> _Task objective_
Which lines run from the one containing "Output a JSON" to the end of the entries? Copy them exactly, both ends included, and give nothing else.

> _Information_

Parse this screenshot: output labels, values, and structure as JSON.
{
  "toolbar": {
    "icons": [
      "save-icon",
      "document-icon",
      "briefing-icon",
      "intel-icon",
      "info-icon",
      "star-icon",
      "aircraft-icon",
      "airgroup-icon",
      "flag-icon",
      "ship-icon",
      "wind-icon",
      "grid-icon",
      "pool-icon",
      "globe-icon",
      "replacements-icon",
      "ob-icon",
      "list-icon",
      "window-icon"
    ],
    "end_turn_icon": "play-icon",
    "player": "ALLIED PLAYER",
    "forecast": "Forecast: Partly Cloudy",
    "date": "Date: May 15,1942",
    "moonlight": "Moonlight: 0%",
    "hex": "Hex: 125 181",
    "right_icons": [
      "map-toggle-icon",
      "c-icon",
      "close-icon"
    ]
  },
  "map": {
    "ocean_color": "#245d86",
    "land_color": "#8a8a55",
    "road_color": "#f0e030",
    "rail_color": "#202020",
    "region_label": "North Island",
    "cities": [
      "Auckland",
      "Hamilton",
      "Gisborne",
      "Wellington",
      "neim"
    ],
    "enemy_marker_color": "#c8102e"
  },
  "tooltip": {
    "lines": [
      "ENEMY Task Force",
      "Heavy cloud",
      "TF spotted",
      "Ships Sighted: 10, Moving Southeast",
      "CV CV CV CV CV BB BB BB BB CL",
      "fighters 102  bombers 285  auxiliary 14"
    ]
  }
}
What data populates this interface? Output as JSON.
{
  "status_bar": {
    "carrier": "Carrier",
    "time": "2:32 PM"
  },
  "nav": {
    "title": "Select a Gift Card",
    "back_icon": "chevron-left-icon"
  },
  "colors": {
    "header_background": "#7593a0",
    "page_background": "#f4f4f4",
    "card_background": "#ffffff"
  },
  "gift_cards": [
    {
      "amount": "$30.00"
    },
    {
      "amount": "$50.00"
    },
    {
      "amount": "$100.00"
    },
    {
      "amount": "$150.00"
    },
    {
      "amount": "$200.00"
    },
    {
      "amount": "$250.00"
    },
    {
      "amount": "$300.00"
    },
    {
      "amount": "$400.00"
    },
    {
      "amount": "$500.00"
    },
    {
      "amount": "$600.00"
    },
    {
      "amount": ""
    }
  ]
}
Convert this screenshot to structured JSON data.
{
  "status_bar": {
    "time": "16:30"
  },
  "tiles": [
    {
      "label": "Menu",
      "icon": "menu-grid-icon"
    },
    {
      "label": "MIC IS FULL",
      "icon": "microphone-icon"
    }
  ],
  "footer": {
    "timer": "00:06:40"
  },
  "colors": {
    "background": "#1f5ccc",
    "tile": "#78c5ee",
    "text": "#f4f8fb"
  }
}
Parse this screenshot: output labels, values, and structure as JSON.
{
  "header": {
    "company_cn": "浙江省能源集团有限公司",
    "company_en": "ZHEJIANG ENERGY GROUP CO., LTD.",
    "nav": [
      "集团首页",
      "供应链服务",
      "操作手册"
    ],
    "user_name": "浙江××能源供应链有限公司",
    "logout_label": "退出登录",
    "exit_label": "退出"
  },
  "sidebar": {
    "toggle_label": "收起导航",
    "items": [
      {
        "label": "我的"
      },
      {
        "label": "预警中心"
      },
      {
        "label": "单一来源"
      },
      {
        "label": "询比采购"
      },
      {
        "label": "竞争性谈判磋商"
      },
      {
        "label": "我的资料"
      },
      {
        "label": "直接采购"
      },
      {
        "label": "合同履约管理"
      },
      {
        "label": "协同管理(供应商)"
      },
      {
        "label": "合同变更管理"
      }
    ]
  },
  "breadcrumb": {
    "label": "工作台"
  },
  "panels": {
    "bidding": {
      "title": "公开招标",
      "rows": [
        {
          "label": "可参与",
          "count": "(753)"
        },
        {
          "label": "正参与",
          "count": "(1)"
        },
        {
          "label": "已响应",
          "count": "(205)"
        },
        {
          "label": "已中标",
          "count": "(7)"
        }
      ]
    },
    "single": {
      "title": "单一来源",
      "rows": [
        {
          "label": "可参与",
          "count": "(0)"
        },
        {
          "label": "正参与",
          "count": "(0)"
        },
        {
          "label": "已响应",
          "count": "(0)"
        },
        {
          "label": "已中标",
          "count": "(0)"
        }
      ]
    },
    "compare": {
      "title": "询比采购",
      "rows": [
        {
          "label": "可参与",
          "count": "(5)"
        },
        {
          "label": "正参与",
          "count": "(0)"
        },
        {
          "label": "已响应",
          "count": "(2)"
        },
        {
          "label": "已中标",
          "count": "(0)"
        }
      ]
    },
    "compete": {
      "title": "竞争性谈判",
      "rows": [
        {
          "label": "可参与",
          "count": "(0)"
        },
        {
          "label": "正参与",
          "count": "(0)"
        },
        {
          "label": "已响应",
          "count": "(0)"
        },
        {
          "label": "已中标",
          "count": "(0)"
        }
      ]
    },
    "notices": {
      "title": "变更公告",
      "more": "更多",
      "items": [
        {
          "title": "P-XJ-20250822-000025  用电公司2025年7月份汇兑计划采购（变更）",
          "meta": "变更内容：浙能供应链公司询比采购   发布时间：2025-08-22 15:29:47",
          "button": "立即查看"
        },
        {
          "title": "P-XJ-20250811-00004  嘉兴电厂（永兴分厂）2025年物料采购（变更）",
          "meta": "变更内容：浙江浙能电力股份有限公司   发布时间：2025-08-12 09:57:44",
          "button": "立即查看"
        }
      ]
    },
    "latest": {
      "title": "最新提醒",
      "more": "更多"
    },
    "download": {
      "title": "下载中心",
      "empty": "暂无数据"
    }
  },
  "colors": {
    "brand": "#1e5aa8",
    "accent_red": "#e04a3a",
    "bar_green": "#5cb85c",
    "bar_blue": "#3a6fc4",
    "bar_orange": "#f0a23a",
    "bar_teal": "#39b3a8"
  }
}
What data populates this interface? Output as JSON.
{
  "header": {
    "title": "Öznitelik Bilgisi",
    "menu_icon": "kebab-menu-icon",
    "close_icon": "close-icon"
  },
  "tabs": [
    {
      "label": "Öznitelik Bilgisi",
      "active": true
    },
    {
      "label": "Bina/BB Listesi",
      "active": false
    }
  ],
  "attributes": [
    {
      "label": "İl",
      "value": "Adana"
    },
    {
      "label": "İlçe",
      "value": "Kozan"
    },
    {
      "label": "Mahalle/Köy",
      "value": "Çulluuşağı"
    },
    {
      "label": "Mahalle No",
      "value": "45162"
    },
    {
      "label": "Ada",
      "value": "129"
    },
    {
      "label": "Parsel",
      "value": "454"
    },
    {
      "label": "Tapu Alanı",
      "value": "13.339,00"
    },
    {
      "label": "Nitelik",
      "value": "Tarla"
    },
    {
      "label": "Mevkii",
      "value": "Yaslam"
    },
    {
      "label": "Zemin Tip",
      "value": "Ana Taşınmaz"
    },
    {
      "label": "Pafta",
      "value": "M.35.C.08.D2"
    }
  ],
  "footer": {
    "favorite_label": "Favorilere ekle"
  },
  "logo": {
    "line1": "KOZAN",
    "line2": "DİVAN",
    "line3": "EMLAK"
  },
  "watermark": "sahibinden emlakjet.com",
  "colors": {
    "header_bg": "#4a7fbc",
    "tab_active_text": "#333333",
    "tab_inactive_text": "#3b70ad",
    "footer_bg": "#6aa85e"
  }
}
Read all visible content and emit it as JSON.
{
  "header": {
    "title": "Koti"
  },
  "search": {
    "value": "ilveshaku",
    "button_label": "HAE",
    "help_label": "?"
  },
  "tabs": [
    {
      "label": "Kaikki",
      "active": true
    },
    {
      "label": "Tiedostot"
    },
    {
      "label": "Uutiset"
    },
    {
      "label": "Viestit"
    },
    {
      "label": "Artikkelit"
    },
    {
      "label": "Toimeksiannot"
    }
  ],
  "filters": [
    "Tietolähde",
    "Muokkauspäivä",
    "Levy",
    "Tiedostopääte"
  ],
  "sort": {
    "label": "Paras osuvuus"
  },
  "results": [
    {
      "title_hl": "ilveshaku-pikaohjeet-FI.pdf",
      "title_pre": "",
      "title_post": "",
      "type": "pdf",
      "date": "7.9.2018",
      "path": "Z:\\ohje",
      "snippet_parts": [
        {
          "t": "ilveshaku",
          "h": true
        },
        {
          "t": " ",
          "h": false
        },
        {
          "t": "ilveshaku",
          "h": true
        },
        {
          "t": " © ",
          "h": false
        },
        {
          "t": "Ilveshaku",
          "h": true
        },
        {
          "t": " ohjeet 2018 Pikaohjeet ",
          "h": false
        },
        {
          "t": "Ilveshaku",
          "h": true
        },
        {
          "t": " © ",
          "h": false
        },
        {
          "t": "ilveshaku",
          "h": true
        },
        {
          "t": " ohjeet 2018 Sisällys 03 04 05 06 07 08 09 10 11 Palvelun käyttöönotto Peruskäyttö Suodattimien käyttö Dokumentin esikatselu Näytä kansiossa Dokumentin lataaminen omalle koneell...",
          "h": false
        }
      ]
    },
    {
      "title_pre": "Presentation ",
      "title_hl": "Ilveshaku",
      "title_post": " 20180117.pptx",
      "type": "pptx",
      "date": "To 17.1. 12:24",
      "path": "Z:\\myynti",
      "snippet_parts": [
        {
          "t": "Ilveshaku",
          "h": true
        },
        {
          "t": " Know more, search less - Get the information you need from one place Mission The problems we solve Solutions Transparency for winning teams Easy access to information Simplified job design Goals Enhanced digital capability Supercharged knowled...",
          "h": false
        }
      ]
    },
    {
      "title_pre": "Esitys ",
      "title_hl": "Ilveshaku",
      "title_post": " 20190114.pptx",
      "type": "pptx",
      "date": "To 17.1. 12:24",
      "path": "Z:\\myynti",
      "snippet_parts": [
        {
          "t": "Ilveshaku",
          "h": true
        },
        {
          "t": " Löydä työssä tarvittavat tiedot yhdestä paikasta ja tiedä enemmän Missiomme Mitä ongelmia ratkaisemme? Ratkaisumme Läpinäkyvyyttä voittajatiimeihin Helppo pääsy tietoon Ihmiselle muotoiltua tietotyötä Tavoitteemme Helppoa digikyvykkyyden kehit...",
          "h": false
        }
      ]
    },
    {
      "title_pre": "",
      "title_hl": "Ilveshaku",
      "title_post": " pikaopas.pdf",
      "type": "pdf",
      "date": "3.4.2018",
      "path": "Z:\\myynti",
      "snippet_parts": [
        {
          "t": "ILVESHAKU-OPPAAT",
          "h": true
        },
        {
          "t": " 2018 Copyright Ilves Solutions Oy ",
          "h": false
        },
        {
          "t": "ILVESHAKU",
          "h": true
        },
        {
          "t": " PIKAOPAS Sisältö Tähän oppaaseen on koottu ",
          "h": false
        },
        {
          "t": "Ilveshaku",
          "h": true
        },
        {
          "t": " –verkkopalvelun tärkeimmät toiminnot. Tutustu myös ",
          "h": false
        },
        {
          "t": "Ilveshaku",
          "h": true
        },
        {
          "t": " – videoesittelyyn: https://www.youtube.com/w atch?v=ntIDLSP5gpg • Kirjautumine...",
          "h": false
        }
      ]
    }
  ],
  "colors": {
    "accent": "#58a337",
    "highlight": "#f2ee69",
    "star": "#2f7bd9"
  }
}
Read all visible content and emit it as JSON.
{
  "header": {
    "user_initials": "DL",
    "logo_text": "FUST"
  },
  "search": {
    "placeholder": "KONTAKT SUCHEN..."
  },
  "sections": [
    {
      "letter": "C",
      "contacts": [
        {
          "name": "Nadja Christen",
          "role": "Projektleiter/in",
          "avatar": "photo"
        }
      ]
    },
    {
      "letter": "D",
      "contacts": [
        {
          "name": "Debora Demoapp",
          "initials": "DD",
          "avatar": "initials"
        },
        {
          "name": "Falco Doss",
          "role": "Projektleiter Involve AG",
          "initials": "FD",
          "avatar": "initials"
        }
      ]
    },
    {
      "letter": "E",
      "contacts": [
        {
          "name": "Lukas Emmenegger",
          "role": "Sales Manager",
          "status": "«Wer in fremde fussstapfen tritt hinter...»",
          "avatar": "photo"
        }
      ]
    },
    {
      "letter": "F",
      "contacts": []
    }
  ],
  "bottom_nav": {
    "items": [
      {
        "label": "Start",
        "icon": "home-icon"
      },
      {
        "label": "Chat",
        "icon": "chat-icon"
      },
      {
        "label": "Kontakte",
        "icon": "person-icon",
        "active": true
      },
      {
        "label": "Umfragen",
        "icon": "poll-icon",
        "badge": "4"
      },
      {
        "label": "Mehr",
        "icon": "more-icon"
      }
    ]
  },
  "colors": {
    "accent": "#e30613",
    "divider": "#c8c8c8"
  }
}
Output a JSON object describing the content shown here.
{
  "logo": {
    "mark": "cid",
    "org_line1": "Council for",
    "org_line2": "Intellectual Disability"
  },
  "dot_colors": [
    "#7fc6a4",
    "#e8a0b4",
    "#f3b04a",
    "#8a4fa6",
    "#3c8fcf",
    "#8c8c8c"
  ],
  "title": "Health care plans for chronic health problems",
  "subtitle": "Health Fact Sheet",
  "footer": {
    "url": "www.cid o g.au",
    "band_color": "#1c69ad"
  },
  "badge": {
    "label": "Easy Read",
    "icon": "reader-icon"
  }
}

> _Result of this task_
Output a JSON object describing the content shown here.
{
  "logo": {
    "mark": "cid",
    "org_line1": "Council for",
    "org_line2": "Intellectual Disability"
  },
  "dot_colors": [
    "#7fc6a4",
    "#e8a0b4",
    "#f3b04a",
    "#8a4fa6",
    "#3c8fcf",
    "#8c8c8c"
  ],
  "title": "Health care plans for chronic health problems",
  "subtitle": "Health Fact Sheet",
  "footer": {
    "url": "www.cid o g.au",
    "band_color": "#1c69ad"
  },
  "badge": {
    "label": "Easy Read",
    "icon": "reader-icon"
  }
}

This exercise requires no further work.